Yanggu Shi, Benjamin Legendre, Jr., Tyler Borcyk, Phil Eastlake and Katherine Richardson
Scientific Tracks Abstracts: J Mol Biomark Diagn

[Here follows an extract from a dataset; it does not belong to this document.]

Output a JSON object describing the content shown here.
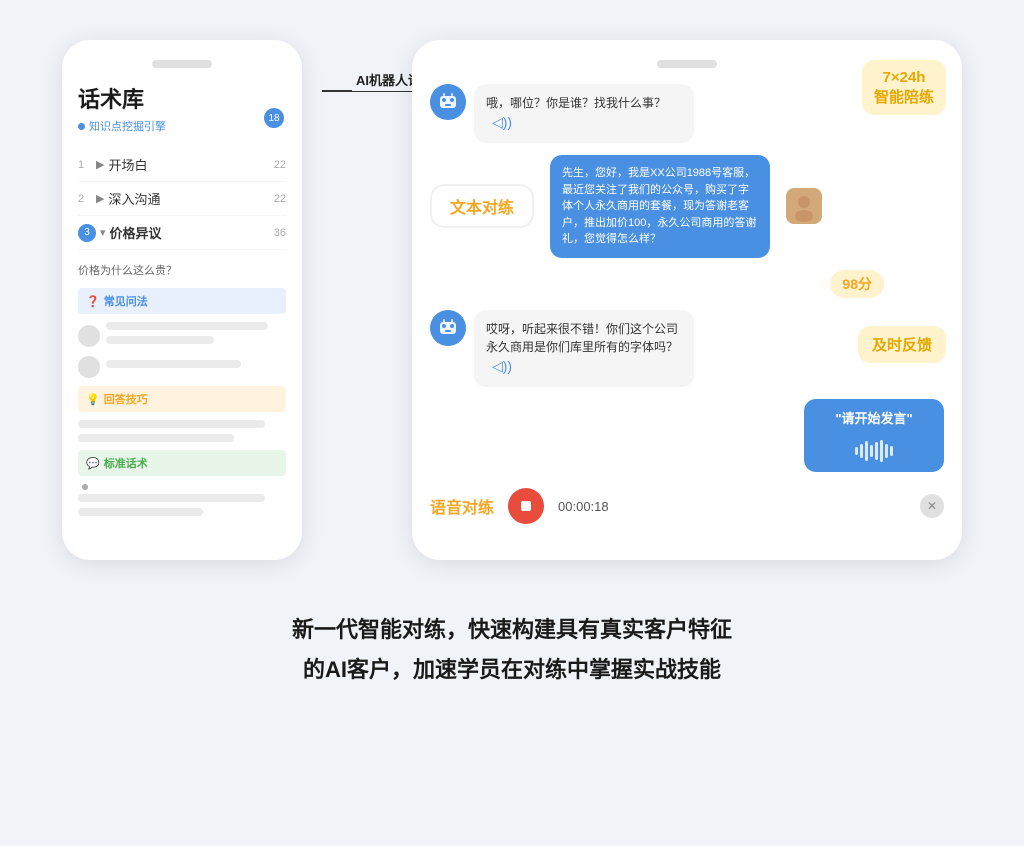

BRAF, a serine/threonine kinase, mediates the RAS/RAF/MAPK signal transduction pathway. Over 90% of BRAF mutations are V600E (c.1796T>A); this activates mitogenic cascades leading to tumorigenesis. Th is mutation is present in 70% melanoma, 100% hairy cell leukemia, 40% papillary thyroid cancer and, less frequently, other cancer types. V600E mutation status is valuable for determining clinical diagnosis, companion diagnostic tests, treatment guidance and outcome prediction. Ice COLD-PCR (Improved & Complete Enrichment CO-amplifi cation at Lower Denaturation temperature) is technology that enriches mutated DNA sequences in an excess of wild-type DNA through selective amplifi cation of the mutant DNA population using LNA-modifi ed oligonucleotides (RS-oligo) complementary to wild-type sequence. Aft er Ice COLD-PCR enrichment, V600E mutations could be detected at 0.05% as confi rmed by standard Sanger sequencing. For the BRAF mutation G469A (c.1406G>C), limit of detection was 0.01%. We combined Ice COLD-PCR enrichment and dye terminator sequencing using a novel sequencing methodology, BLOCker-Sequencing (BLocking Oligonucleotide Cycle Sequencing). Wild-type strand sequencing is blocked by a BLOCker-oligo but mutant DNA is concurrently sequenced with one primer and amplifi ed with a 5? phosphate primer . Lambda exonuclease selectively removed all products resulting from incorporation of the primer containing the 5? phosphate. BLOCker-Sequencing aft er standard PCR increased the limit of V600E detection from 20% for standard Sanger sequencing to 1%. Th is compares favorably with other commercially available non-sequencing based mutation detection systems. Th e results presented here will demonstrate enhanced limits of detection when BLOCKer-Sequencing is used following Ice COLD-PCR amplifi cation.
Dr. Yanggu Shi completed his Ph.D. from New York University and postdoctoral studies from Columbia University College of Physicians and Surgeons. He is a Sr. Scientist at Transgenomic, Inc. Prior to this he was a Sr. Scientist at Human Genome Sciences, Inc.